University of Michigan engineers lead by Phil Savage, an Arthur F. Thurnau professor and a professor of chemical engineering can “pressure-cook” algae for as little as a minute and transform an unprecedented 65% into bio crude oil.
Savage said, “We’re trying to mimic the process in nature that forms crude oil with marine organisms.” It’s quite a reversal from the natural method thought to take millions of years to make crude oil.
Savage’s organism of choice is the ocean-going green marine micro-alga of the genus Nannochloropsis.
The simplified explanation of the most successful process so far to make their one-minute biocrude is Savage and Julia Faeth, a doctoral student in Savage’s lab, fill a steel pipe connector with 1.5 milliliters of wet algae, cap it and plunge it into 1,100-degree Fahrenheit sand.
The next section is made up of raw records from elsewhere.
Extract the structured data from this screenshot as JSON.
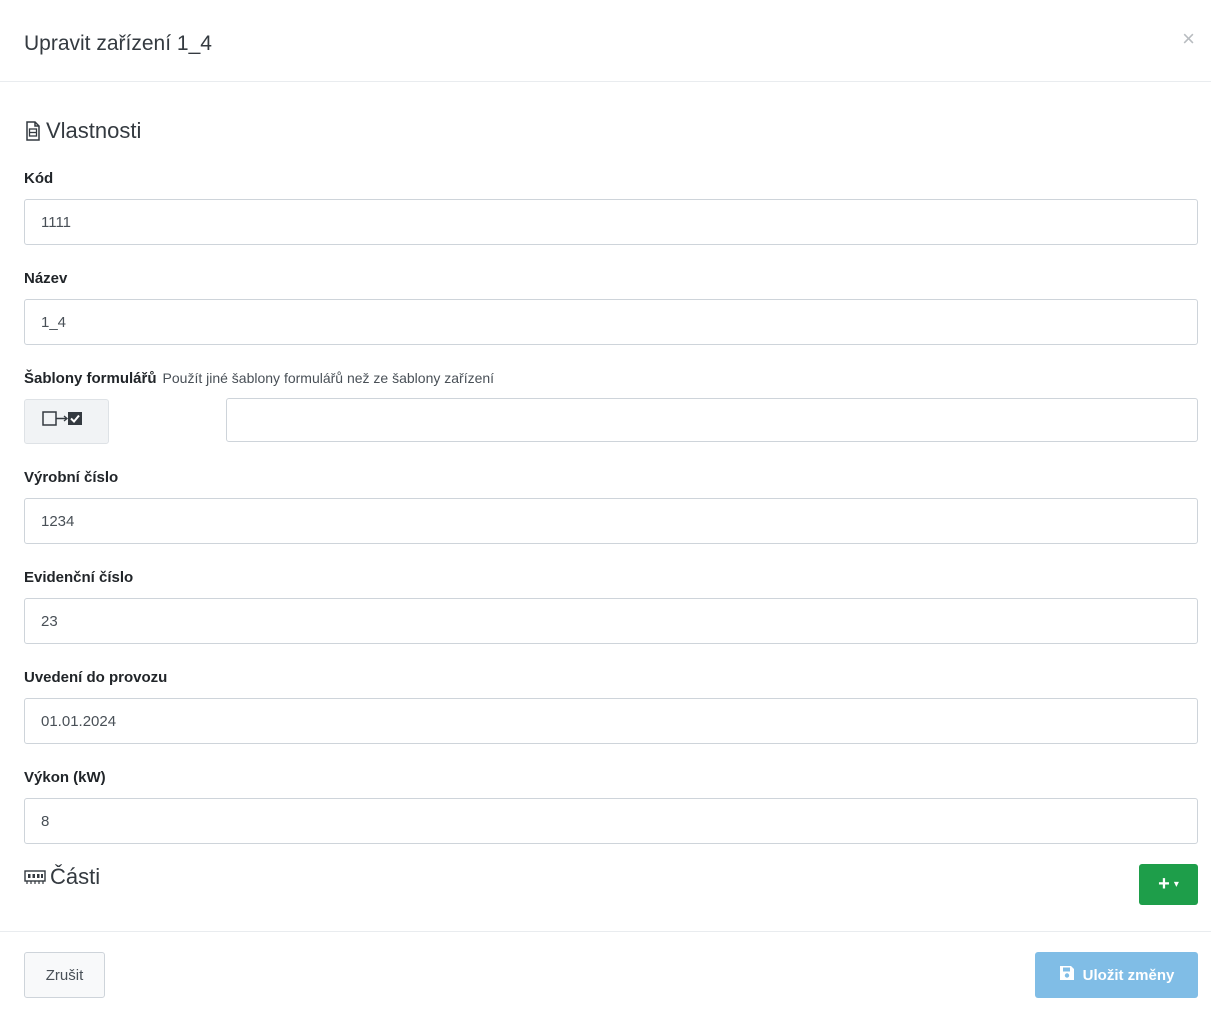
{
  "modal": {
    "title": "Upravit zařízení 1_4",
    "close_glyph": "×"
  },
  "properties": {
    "title": "Vlastnosti",
    "icon": "document-icon"
  },
  "fields": {
    "code": {
      "label": "Kód",
      "value": "1111"
    },
    "name": {
      "label": "Název",
      "value": "1_4"
    },
    "templates": {
      "label": "Šablony formulářů",
      "hint": "Použít jiné šablony formulářů než ze šablony zařízení",
      "value": ""
    },
    "serial": {
      "label": "Výrobní číslo",
      "value": "1234"
    },
    "registry": {
      "label": "Evidenční číslo",
      "value": "23"
    },
    "commissioning": {
      "label": "Uvedení do provozu",
      "value": "01.01.2024"
    },
    "power": {
      "label": "Výkon (kW)",
      "value": "8"
    }
  },
  "parts": {
    "title": "Části",
    "icon": "memory-icon",
    "add_label": "+",
    "add_caret": "▾"
  },
  "footer": {
    "cancel_label": "Zrušit",
    "save_label": "Uložit změny"
  },
  "colors": {
    "add_button": "#1e9e4a",
    "save_button": "#80bde6"
  }
}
The small volume ensures that the algae is heated through, but with only a minute to warm up, the algae’s temperature should have just grazed the 550-degree mark before the team pulls the reactor back out.
Previously, Savage and his team heated the algae for times ranging from 10 to 90 minutes. They saw their best results, with about half of the algae converted to biocrude, after treating it for 10 to 40 minutes at 570 degrees.
Why are the one-minute results so much better? Savage and Faeth won’t be sure until they have done more experiments, but they have some ideas.
Savage said, “My guess is that the reactions that produce biocrude are actually must faster than previously thought.” Faeth suggests that the fast heating might boost the biocrude by keeping unwanted reactions at bay.
Faeth explains, “For example, the biocrude might decompose into substances that dissolve in water, and the fast heating rates might discourage that reaction.”
Another point the team makes is that shorter reaction times mean that the reactors don’t have to be as large.
“By reducing the reactor volume, the cost of building a biocrude production plant also decreases,” Faeth said, though both she and Savage cautioned that they couldn’t say for sure whether the new method is faster and cheaper until the process is further developed.
This news is a major breakthrough because current commercial makers of algae-based fuel first dry the algae and then extract the natural oil. But at over $20 per gallon, this fuel production process is a long way from the gas pump.
Savage points out, “Companies know that that approach is not economical, so they are looking at approaches for using wet algae, as are we.”
At the very crux of the breakthrough is a major advantage. The wet method doesn’t just extract the existing fat from the algae – it also breaks down proteins and carbohydrates. The Michigan minute method did this so successfully that the oil contained about 90 percent of the energy in the original algae. Breakthrough, indeed.
Savage remarks with the obvious, “That result is near the upper bound of what is possible.”
Its not a done scientific solution – or not quite yet, anyway.
Before biocrude can be fed into the existing refinery system as petroleum, it needs pre-refining to get rid of the extra oxygen and nitrogen atoms that abound in living things and follow along in the reaction forming the bio oil.
The Savage lab is already developing better methods for this segment of biofuel production, breaking the record with a biocrude that was 97 percent carbon and hydrogen earlier this year. We’ll have to wait as a paper on this work is currently under review.
The research, “The Effects of Heating Rate and Reaction Time on Hydrothermal Liquefaction of Microalgae,” was funded by the Emerging Frontiers in Research and Innovation program of the National Science Foundation. It looks like money well spent.
The university is already at work pursuing patent protection for the intellectual property, and is seeking commercialization partners to help bring the technology to market. Call quickly.
It’s a bit humbling to consider the effort, innovation, intuition and creativity launched to corner a competitive algae fuel product then to have a breakthrough appear that is so simple of a process. The research is very likely to be replicated and see some commercial headway quite soon.
Should the full process show a competitive to crude oil produced price the issue will move to optimal algae mass per area. How far algae and other organisms can get to in making fuels per area is anybody’s guess now. What the potential organism list could include is another fascinating question.
Congratulations Professor Savage! Lets hope the process can go to scale very economically. We’re wondering if you’re working to process algae to natural gas as well?